Abstract. During the last decade, the GRACE mission has provided valuable data for determining the mass changes of the Greenland and Antarctic ice sheets. Yet, discrepancies still exist in the published mass balance results, and comprehensive analyses on the sources of errors and discrepancies are lacking. Here, we present monthly mass changes together with trends derived from GRACE data at basin scale for both the Greenland and Antarctic ice sheets, and we assess the variability and errors for each of the possible sources of discrepancies, and we do this in an unprecedented systematic way, taking into account mass inference methods, data sets and background models. We find a very good agreement between the monthly mass change results derived from two independent methods, which represents a cross validation. For the monthly solutions, we find that most of the scatter is caused by the use of the two different data sets rather than the two different methods applied. Besides the well-known GIA trend uncertainty, we find that the geocenter motion and the recent de-aliasing corrections significantly impact the trends, with contributions of +13.2 Gt yr−1 and −20 Gt yr−1, respectively, for Antarctica, which is more affected by these than Greenland. We show differences between the use of release RL04 and the new RL05 and confirm a lower noise content in the new release. The overall scatter of the solutions well exceeds the uncertainties propagated from the data errors and the leakage (as done in the past); hence we calculate new sound total errors for the monthly solutions and the trends.

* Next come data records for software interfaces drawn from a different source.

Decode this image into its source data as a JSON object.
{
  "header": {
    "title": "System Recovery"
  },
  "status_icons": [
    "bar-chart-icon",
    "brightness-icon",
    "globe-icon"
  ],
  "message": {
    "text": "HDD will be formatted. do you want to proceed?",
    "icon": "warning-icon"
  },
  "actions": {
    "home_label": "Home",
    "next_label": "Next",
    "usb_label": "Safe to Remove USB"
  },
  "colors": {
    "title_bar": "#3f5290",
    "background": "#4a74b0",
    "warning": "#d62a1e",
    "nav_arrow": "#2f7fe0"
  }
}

We find that the scatter in the monthly solutions caused by applying different estimates of geocenter motion time series (degree-1 corrections) is significant – contributing with up to 40% of the total error. For the whole GRACE period (2003–2011) our trend estimate for Greenland is −234 ± 20 Gt yr−1 and −83 ± 36 Gt yr−1 for Antarctica (−111 ± 15 Gt yr−1 in the western part). We also find a clear (with respect to our errors) increase of mass loss in the last four years.